And the 2D stuff was pretty great, too. A particular winner here is Mark Bradford's gi-normous collage/painting (he's working on it in the picture above). There were also some great collages by Martha Rosler . I'm telling ya, that woman's old enough to be my mother and she's still cranking out kickass, relevant art. Even her stuff from the '60's still seems fresh. Which is more than I can say for Nancy Spero's work, which was also in the show. Spero's one of those artists that always make me feel guilty for not liking. I mean, shouldn't I be more respectful for a pioneer of feminist art? But if I think like that, I'll have to be thinking that I should also be respectful of Judy Chicago and her revolting triangle of twats known as "The Dinner Party". Bad art knows no gender.

Christian Holstad's work also made me a tad tired. I used to follow it with some interest, but now I often find myself thinking, whilst looking at one of his masturbatory man collages, "Ok, you're here, you're queer, we're used to it, now please turn the page."

I really liked John Stezaker's work: subtle, almost seamless and surreal photo collages. Looking at each one was a pleasant surprise.

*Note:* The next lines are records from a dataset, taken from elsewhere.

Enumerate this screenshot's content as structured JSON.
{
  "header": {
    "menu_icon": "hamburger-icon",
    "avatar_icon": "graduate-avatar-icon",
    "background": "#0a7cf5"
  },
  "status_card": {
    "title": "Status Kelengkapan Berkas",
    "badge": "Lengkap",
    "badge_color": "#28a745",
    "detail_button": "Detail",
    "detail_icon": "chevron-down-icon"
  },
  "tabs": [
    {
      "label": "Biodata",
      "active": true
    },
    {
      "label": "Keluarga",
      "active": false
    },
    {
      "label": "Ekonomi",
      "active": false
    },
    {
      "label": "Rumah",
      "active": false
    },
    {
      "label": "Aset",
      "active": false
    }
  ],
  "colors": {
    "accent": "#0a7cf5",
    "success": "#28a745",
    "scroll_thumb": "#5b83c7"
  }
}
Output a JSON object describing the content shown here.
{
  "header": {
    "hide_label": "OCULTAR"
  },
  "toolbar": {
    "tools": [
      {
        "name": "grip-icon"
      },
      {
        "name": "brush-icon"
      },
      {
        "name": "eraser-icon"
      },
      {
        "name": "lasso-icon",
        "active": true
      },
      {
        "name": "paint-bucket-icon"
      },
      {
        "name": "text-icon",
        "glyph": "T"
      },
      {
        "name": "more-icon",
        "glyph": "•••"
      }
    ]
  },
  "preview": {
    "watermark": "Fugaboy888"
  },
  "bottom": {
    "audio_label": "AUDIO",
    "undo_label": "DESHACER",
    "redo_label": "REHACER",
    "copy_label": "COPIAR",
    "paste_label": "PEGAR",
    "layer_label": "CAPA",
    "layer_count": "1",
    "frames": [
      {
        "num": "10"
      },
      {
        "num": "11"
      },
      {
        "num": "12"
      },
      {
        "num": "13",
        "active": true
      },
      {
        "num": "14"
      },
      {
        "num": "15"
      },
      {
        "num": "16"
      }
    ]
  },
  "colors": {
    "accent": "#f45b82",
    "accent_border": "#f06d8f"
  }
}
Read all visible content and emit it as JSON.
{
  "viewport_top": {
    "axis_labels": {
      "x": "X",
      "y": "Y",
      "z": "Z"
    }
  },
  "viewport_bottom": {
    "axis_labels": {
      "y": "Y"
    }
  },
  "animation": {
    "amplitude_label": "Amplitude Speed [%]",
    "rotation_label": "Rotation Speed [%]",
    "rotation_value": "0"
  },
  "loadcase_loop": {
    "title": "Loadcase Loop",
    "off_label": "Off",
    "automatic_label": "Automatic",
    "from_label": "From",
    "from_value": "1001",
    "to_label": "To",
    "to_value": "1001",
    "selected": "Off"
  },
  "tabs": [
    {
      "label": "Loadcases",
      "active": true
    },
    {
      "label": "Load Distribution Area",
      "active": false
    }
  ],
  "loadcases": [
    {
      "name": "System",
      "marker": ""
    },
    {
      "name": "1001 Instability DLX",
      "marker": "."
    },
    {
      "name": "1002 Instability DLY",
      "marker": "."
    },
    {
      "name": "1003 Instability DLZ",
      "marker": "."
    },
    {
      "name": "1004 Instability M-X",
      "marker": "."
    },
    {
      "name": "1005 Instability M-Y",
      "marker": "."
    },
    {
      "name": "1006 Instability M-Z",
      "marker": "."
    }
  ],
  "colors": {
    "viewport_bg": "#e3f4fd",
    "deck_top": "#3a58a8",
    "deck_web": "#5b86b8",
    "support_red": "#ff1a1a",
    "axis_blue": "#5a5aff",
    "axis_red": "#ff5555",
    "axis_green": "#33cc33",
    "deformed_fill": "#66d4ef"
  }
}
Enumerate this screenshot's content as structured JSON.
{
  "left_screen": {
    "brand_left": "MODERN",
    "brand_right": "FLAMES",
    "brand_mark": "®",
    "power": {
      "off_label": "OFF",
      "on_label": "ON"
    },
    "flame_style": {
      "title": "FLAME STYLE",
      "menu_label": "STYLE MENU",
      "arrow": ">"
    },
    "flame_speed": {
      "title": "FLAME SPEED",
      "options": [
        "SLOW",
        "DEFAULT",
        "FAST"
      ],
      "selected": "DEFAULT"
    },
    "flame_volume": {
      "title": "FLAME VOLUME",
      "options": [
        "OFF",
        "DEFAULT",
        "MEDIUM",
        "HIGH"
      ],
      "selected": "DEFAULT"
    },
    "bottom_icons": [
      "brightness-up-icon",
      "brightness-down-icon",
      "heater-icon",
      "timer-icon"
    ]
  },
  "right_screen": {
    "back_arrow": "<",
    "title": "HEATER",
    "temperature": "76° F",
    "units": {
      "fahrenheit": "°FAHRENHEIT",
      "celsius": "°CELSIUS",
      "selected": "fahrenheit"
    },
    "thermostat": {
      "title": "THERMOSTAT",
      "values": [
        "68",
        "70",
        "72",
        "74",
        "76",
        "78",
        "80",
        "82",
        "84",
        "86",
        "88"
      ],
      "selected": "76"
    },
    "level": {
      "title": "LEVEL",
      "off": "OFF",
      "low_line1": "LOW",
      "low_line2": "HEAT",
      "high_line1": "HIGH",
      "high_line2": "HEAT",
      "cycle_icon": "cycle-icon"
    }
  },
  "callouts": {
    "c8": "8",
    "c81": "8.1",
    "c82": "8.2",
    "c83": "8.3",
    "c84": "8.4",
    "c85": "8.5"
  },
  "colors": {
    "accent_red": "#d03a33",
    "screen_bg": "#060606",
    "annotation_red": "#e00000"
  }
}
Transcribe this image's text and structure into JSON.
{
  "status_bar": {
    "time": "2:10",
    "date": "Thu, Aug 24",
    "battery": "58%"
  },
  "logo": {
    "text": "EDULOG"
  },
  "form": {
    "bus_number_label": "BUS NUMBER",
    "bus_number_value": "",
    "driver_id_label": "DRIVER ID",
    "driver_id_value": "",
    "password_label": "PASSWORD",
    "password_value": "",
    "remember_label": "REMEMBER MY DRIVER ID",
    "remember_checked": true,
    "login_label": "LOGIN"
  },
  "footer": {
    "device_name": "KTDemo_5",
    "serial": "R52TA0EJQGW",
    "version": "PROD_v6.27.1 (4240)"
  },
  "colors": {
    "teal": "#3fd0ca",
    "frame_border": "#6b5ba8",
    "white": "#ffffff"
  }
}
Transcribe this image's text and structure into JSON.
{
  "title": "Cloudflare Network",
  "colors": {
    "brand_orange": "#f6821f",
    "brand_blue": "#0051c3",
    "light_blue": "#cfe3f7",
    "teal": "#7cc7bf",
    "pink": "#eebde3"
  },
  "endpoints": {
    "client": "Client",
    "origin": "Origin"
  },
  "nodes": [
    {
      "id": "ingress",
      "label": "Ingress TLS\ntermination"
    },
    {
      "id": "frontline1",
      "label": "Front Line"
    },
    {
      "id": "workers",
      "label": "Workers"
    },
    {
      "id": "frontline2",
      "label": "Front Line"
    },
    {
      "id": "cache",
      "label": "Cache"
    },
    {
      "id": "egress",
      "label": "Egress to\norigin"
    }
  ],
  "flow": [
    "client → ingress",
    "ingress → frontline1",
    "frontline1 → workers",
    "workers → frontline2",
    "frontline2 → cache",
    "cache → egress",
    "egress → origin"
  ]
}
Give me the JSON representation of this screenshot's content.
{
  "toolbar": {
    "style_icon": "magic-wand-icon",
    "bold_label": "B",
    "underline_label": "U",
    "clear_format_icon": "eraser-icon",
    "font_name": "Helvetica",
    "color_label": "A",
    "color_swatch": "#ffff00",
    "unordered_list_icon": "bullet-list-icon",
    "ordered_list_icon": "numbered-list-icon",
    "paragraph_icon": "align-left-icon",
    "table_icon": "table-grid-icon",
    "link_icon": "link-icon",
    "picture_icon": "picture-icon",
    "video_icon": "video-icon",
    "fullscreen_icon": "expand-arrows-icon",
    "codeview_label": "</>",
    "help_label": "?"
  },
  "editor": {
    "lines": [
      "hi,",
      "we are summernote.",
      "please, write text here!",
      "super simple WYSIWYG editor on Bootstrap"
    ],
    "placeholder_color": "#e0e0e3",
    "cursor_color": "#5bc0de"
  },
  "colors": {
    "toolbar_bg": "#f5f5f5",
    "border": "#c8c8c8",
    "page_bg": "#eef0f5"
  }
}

But now, dear blog-reader, if you have gotten this far, you are probably wondering, Well, what's up with the 7th grader bit in the title, you WhinyBaby? Well, here is is: do you notice, in the picture of Bradford, that, amidst the silvery papers and the drawings, he has drawn a skull? Well, in my wanderings yesterday, I found that, above all else, the motherfucking skull was the predominantly recurring image.

I have no idea what that's about. I really don't. Are people hearkening back to Van Gogh?

Somehow, I doubt it. Is it that I mostly saw art by 20-somethings, who are enamored with tattoo imagery and a Romantic yearning for Death? Who knows. It is weird, though. I think skulls are kinda stupid as subject matter. But that's just me.

But do you not believe me? Check it out:

LISTENING FOR YOU, O, CUMBRE VIEJA” (a dorpy, self-important title if I've ever read one)

Kind of Robyn O'Neil, minus the bizarre subject matter and quirky sensibility. Like, "Hi, here's my boyfriend Zak in some Williamsburg vacant lot!"

Or her paintings: same Frida Kahlo lack of facility, paired with slacker subject matter:

Somebody's mommy shouldn't have let her stay up so late to watch those scary movies.

I did like this small piece, tucked away in the back:

Somehow Hell n' the Hurricane seemed a little less forced here.

And then "Off the Grid" at Eleven Rivington, a group show with Caetano de Almeida, John Hodany, and Michael Lazarus. Paul Hodany's work, which included a machine that really didn't work (thank God I didn't lose my quarter) seemed like something that ought to be picked up by Mattel toys:

I'm not saying that art shouldn't be colorful and fun, but does it have to be so fucking stupid?

And finally, at the gallery show I liked the best, was British painter Paul Housley at Sunday. I just think this guy can paint.

It's so uncool, it's cool.
But still, I round the corner, and there's a painting of a goddamned skull. Am I denying my mortality with my skull-displeasure? Am I simply unwilling to acknowledge that I have one of my own rattling around underneath my hair? I doubt it, and I don't even feel like analyzing it. Enough with the skulls already! Move on to the radial ulna.